HeraldNet on Facebook HeraldNet on Twitter HeraldNet RSS feeds HeraldNet Pinterest HeraldNet Google Plus HeraldNet Youtube
HeraldNet Newsletters  Newsletters: Sign up | Manage  Green editions icon Green editions

Calendar


Weekend to-do list
HeraldNet Newsletter Delivered to your inbox each week.
Published: Friday, June 28, 2013, 12:01 a.m.

'Dobie' on DVD with Maynard and gang

  • Dwayne Hickman (left), Danielle De Metz and Bob Denver are shown in their roles on "Dobie Gillis," now out on DVD.

    Associated Press

    Dwayne Hickman (left), Danielle De Metz and Bob Denver are shown in their roles on "Dobie Gillis," now out on DVD.

Before "My So-Called Life" or "The Secret Life of the American Teenager" or "Awkward" or "Freaks and Geeks," there was "The Many Loves of Dobie Gillis."
The series was one of the first on television to depict the angst of the teen years with any kind of authenticity or delicacy. For the generation that missed it, the full series, 21-set DVD arrives on shelves Tuesday.
The show starred Dwayne Hickman as Dobie and Bob Denver as his beatnik pal, Maynard G. Krebs. The show was written by humorist Max Shulman, based on his series of short stories.
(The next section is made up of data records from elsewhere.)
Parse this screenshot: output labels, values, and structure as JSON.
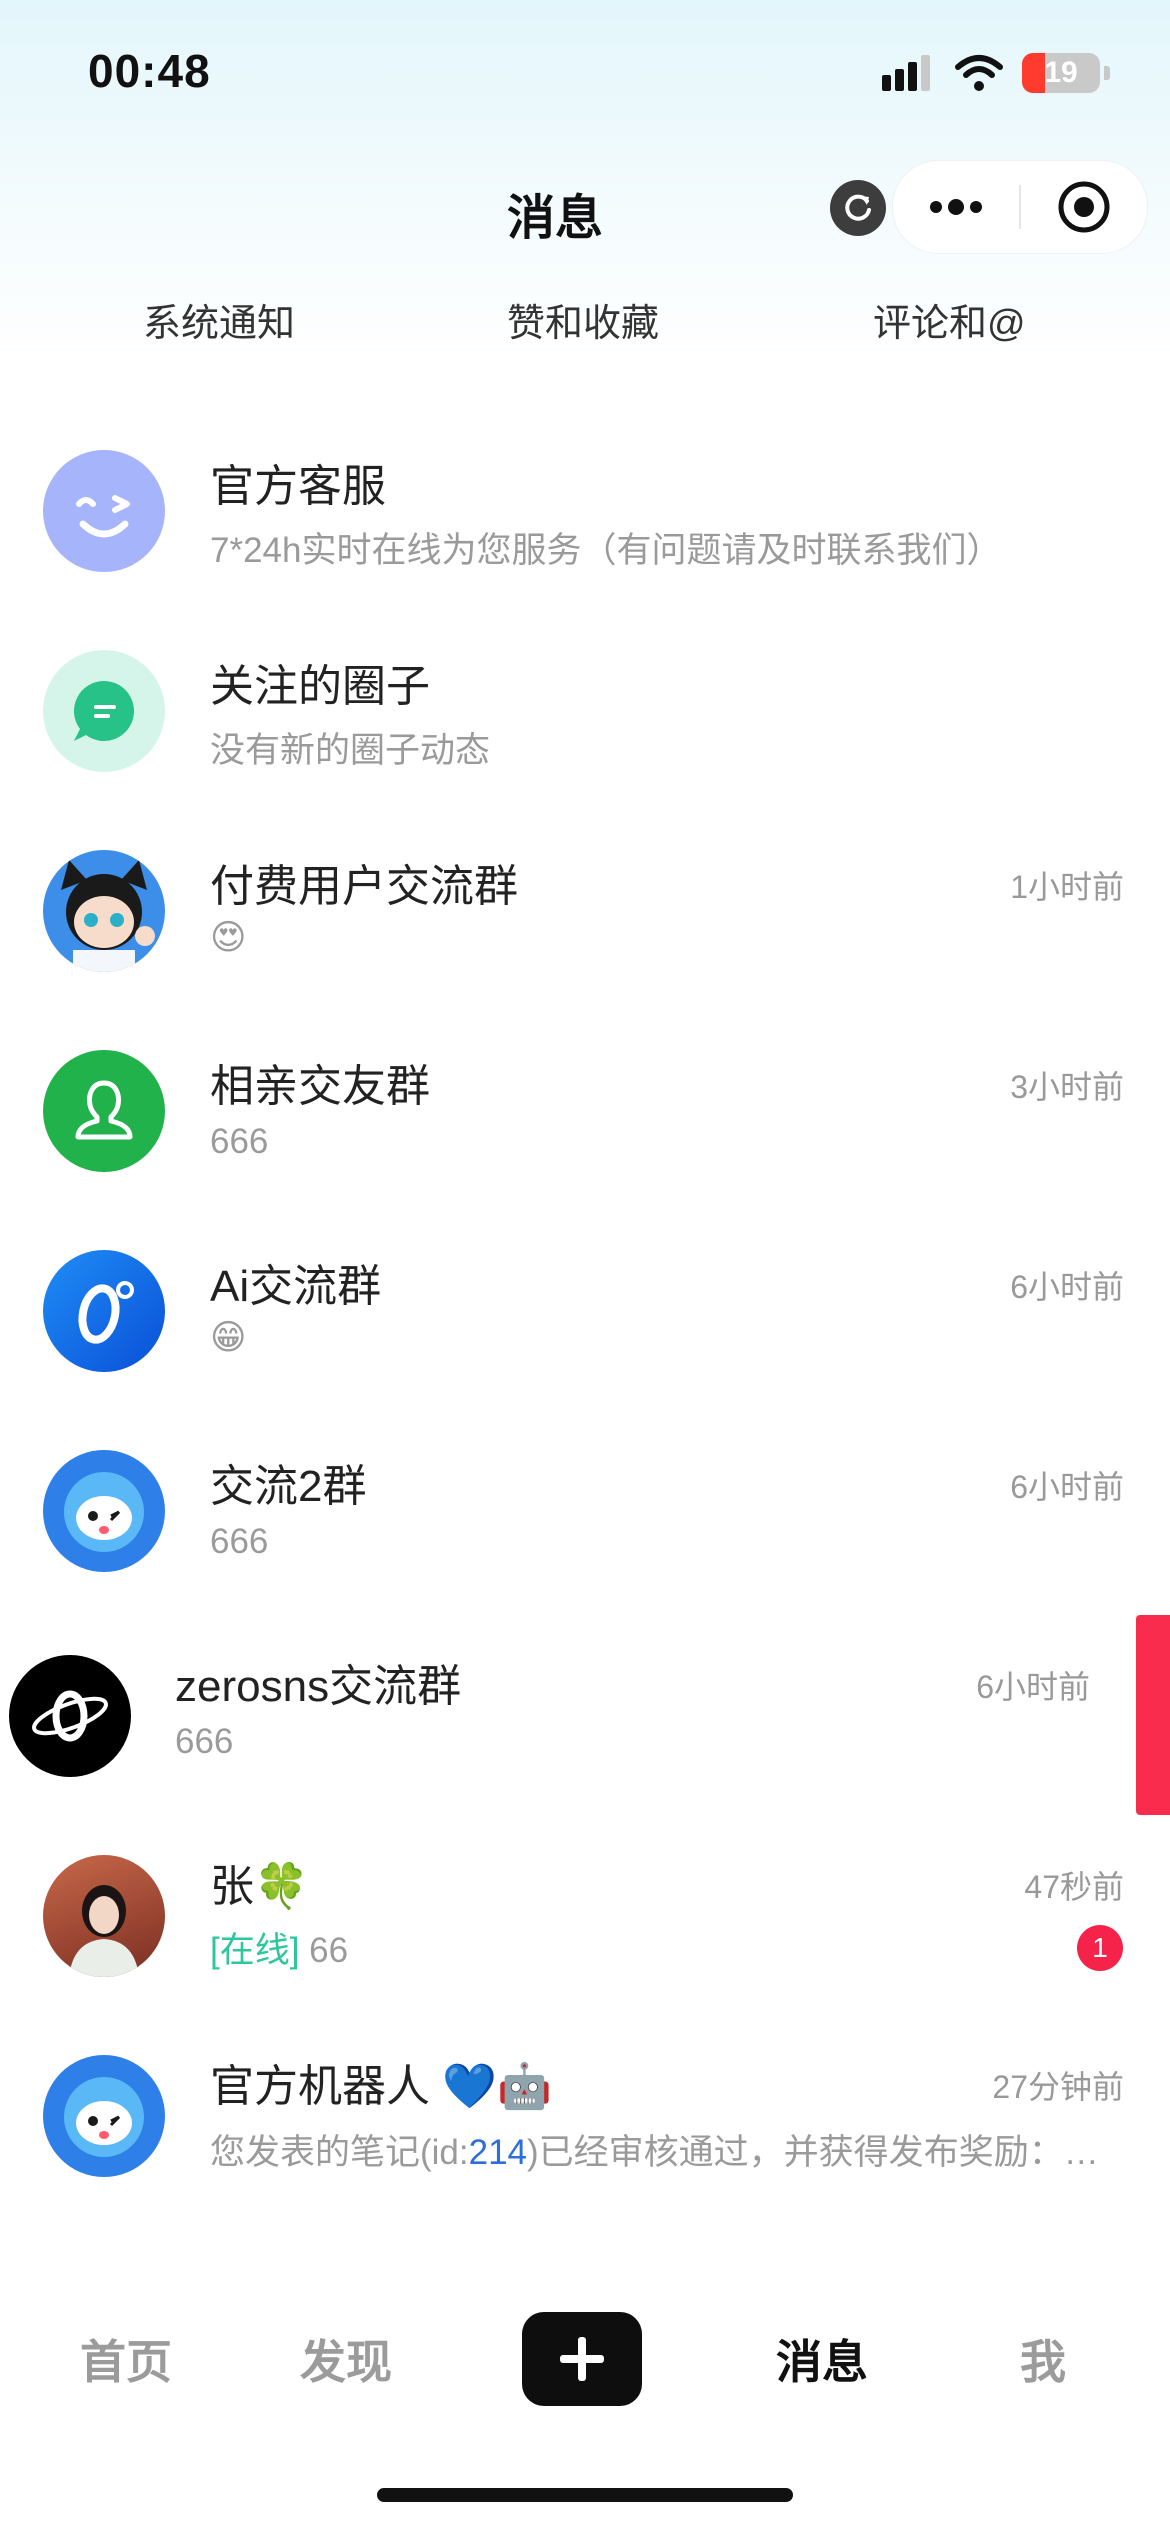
{
  "status_bar": {
    "time": "00:48",
    "battery": "19"
  },
  "nav": {
    "title": "消息"
  },
  "notification_tabs": [
    {
      "label": "系统通知"
    },
    {
      "label": "赞和收藏"
    },
    {
      "label": "评论和@"
    }
  ],
  "messages": [
    {
      "title": "官方客服",
      "preview": "7*24h实时在线为您服务（有问题请及时联系我们）",
      "time": ""
    },
    {
      "title": "关注的圈子",
      "preview": "没有新的圈子动态",
      "time": ""
    },
    {
      "title": "付费用户交流群",
      "preview": "😍",
      "time": "1小时前"
    },
    {
      "title": "相亲交友群",
      "preview": "666",
      "time": "3小时前"
    },
    {
      "title": "Ai交流群",
      "preview": "😁",
      "time": "6小时前"
    },
    {
      "title": "交流2群",
      "preview": "666",
      "time": "6小时前"
    },
    {
      "title": "zerosns交流群",
      "preview": "666",
      "time": "6小时前"
    },
    {
      "title": "张🍀",
      "status": "[在线]",
      "preview": " 66",
      "time": "47秒前",
      "unread": "1"
    },
    {
      "title": "官方机器人 💙🤖",
      "preview_a": "您发表的笔记(id:",
      "preview_id": "214",
      "preview_b": ")已经审核通过，并获得发布奖励：…",
      "time": "27分钟前"
    }
  ],
  "tabbar": {
    "home": "首页",
    "discover": "发现",
    "messages": "消息",
    "me": "我"
  },
  "colors": {
    "accent_red": "#f5224a",
    "online_green": "#2ec79d",
    "link_blue": "#2a6fdb"
  }
}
Price is $140.

Usual suspects: Imagine having Frankenstein, Dorian Gray and a gaggle of characters from "Dracula" all converging in Victorian London and haunting your living room.
That's what will happen when Showtime presents its series, "Penny Dreadful," which begins filming this fall. Dubbed a "psychosexual horror series," the eight-episode tome is executive produced by Sam Mendes and John Logan, who last worked together on the James Bond movie "Skyfall."

Fussy, fussy: "Rizzoli & Isles" returned to TNT for another season this week. Sasha Alexander, who's so perfect as the finicky medical examiner, Maura Isles, on the show, co-starred on "NCIS" before that.
Alexander confesses she was not so happy on that series.
"I was not fulfilled there. I felt I did my time and it just wasn't a home for me any longer. I knew the show would be on for a million years ... I left it saying I need to pursue and live the life that I'm here to live and this job will not allow me to do that.
"Every place and every job has its own culture, and though I had wonderful friends, working on a show year-round 10 1/2 months a year, 17 hours a day would not allow me at 30 years old to have a family. It was impossible."
She's happily married and now has a son and a daughter and a more time to devote to her family.
Story tags » Television

Share your comments: Log in using your HeraldNet account or your Facebook, Twitter or Disqus profile. Comments that violate the rules are subject to removal. Please see our terms of use. Please note that you must verify your email address for your comments to appear.

You are logged in using your HeraldNet ID. Click here to update your profile. | Log out.

Our new comment system is not supported in IE 7. Please upgrade your browser here.

comments powered by Disqus
digital subscription promo

Subscribe now

Unlimited digital access starting at 99 cents, or included with any print subscription.

HeraldNet highlights

Writing her own story
Writing her own story: Kelli Kingma out to establish her own identity at UW
Flush with ideas
Flush with ideas: Trick out your toilet with heated seats and nightlights
A stellar cast
A stellar cast: Sadly, 'Mockingjay: Part 1' doesn't live up to its talented stars
Bouncing back
Bouncing back: Surge in business loans a good sign for local economy
SnoCoSocial